[SFM]: I think there is growing recognition that there are many gaps and so there has been an effort over the last 20 years to fill them. One gap is that people flee internally, which wasn’t covered under the ’51 Convention. This led to the promulgation of guiding principles on internal displacement that say what are the responsibilities of governments to IDPs [Internally Displaced Persons], what are their rights and what is the international community’s role. Then it was clear that in many countries that do a refugee status determination there is a mechanism for granting asylum to those who flee a well-founded fear of persecution but not a well-founded fear of conflict or generalized violence. So there’s been a lot of effort over the last 20 years to try to provide some type of subsidiary protection or complementary protection or temporary protection to make sure that people aren’t deported to countries in conflict. That gap is still there, but there’s been progress in filling it. Now the focus is shifting to natural disasters, concerns about climate change, and what happens to people who are rendered in dangerous circumstances because of those situations. There is also attention to addressing the flight of migrants who are working in countries experiencing political violence, as we saw in Libya and Cote d’Ivoire last year. So there’s a sense now that a lot of people are forced to move for reasons beyond their control that don’t fit the 1951 Convention.
[GJIA]: Forced migration has often been associated with war or civil unrest. Are there new causes of forced migration, such as climate change?
[SFM]: It’s not so much that these are new but they’re taking place in a different way. One of the effects of climate change appears to be the increasing frequency and intensity of natural hazards, such as hurricanes, cyclones, etc. So, communities that were resilient in dealing with the occasional hurricane have a much more difficult time now. People who might have previously been displaced for short periods, but then could go back home and rebuild, now worry that a few months later the whole process is going to start all over again. They are increasingly facing situations in which it is not really clear that rebuilding makes sense. So, what we’re positing is that as climate change intensifies, so too will these displacements and the numbers will start to get larger because of the intensity and frequency of the hazards. That means that more people are likely to be displaced over a long-term or even permanently. And that creates challenges. In some of the worst-case examples—for example, in some of the small island states–there may not be territory left to rebuild given rising sea levels. Then the question becomes what will happen to the population there because they’re going to be in need of permanent relocation. The international community is just starting to try to think about what the best policies are for handling those situations. Up until very recently migration was seen as a failure of adaptation to the changes that climate changes are bringing. But now increasingly there are people who are recognizing that migration itself is an adaptation strategy. Rather than wait for this to happen in a crisis environment we should be doing the planning and thinking about what are the best ways to help people to relocate when that makes sense as a way to adapt to change.

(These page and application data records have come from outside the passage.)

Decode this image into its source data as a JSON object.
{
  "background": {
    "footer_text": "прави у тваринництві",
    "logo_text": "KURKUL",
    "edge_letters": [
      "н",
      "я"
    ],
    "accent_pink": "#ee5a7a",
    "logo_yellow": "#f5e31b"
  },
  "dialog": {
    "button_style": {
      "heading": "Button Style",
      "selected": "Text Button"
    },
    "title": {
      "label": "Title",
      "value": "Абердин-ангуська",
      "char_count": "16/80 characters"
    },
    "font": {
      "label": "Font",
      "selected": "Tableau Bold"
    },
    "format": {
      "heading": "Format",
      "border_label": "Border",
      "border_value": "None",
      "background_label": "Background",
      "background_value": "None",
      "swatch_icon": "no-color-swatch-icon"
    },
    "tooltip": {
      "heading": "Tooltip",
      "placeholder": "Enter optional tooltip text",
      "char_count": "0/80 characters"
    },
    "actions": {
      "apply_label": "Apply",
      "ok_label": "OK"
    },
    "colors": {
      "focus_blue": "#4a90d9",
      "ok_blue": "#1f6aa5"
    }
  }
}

[GJIA]: What does ‘refugee protection’ entail?
[SFM]: The term usually referred to legal protection, that is, recognition of people as refugees, working with the host government to ensure that they would not be forcibly returned to their home country and ensuring that the governments were abiding by the provisions of the Refugee Convention, specifically, but even in cases where governments hadn’t ratified the Refugee Convention, working to ensure that more general human rights provisions apply to refugees. Over time protection has come to have a much broader definition, particularly since it also applies to internally displaced persons, so you’re talking about protection of citizens by their own government. Increasingly it refers to physical protection, making sure that people aren’t attacked, that they have a decent place to live in, that government or agencies abided by certain standards in terms of the the number of calories that people get, the type of shelter. It is a much broader rights agenda than the narrow definition of a refugee. A lot of it is driven by a concern about making sure that protection addresses the needs of particularly vulnerable populations, thinking about what children need, whether they are in families, separated or unaccompanied, women heads of households, elderly, disabled, adolescent boys who may have very acute protection problems because they may be subject to recruitment to forcible insurgencies, things of that sort. It’s not saying that there is one level of protection for everyone meaning that we want a government to recognize them as refugees, but it’s saying what are the special needs, what are the vulnerabilities, and what do we need to do to protect people’s rights and their safety and security.
This interview was conducted by Nora McGann, a first year student in the Masters of Science in Foreign Service program at Georgetown University and editorial assistant for the Georgetown Journal.
Susan Martin is the Donald G. Herzberg Associate Professor of International Migration and serves as the Executive Director of the Institute for the Study of International Migration in the Edmund A. Walsh School of Foreign Service, Georgetown University. Professor Martin has authored Refugee Women, as well as numerous monographs and articles on immigration and refugee policy.